News that Maryland highway officials are indeed closing the gap separating the southern end of the Trolley Trail from the Anacostia Tributary Trails in Hyattsville was warmly welcomed by cyclists. But that’s not the only gap in the Route 1 corridor hiker-biker trail network. Others exist that, if closed, could make it even easier to move through and across northern Prince George’s County in something other than a car. North Brentwood-Mount Rainier trail stub

In fact, our first gap we’ll be reviewing today is but a stone’s throw from the eventual intersection of the Trolley Trail and the Anacostia Tributary Trail System. Located on the southern shore of the Northwest Branch of the Anacostia in Brentwood, this trail runs east to west from approximately (but not quite exactly) Rhode Island Avenue along the levee as it skirts North Brentwood.

Disqualified: Could Berwyn Heights give mayor the boot?

In the middle of a costly dispute over mayoral powers, Berwyn Heights Town Council seems open to some sort of mediation to forge a productive working relationship with Mayor Lynn White. But if that fails, Berwyn Heights Council could use its “disqualification” powers to try to push the mayor from office. Discussion of the Town Council’s disqualification powers came during a packed-house worksession of Berwyn Heights’ Town Council on Sept. 5, 2018. The first item on the agenda was a spirited discussion of Town Council’s recent letter asking for White’s resignation.

Berwyn Heights Council demands mayor’s resignation
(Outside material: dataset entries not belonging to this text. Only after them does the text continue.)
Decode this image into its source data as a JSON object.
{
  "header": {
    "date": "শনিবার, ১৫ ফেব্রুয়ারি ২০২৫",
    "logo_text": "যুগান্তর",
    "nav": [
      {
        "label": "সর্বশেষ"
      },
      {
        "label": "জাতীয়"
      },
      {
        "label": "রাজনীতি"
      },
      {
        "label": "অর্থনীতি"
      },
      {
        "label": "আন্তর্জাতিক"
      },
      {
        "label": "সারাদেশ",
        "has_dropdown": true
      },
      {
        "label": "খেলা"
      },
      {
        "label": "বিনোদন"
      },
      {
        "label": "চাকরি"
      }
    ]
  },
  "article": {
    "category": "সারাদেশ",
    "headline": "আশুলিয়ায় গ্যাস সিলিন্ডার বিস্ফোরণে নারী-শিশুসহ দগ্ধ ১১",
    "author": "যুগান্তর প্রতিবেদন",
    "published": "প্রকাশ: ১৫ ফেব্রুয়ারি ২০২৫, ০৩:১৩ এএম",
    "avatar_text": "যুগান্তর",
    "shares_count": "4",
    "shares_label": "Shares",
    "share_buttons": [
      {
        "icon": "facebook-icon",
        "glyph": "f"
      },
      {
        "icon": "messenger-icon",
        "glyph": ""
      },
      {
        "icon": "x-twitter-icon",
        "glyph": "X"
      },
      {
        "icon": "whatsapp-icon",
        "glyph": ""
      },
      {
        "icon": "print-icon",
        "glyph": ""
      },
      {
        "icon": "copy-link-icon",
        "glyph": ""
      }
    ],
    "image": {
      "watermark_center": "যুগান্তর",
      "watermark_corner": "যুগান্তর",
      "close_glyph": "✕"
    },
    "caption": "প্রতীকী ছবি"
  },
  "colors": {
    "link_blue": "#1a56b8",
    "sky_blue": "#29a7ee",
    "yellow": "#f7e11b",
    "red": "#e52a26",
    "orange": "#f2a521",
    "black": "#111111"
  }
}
Less than two months after being sworn in, Berwyn Heights Town Council is asking for Mayor Lynn White to resign. White says she’s not going anywhere. “It is not my intent to resign,” said White in an August 27, 2018, interview. White was elevated from Berwyn Heights’ Mayor Pro Tem position to the town’s mayoral office on July 16, 2018, following former Mayor Chris Rasmussen’s resignation after only two months in office to take a job with Colorado’s university system. The controversy centers on White’s refusal to sign documents authorizing the town to take out a $1.1 million loan – called a bond – to fund two phases of a planned five-phase repaving project for many of Berwyn Heights’ streets.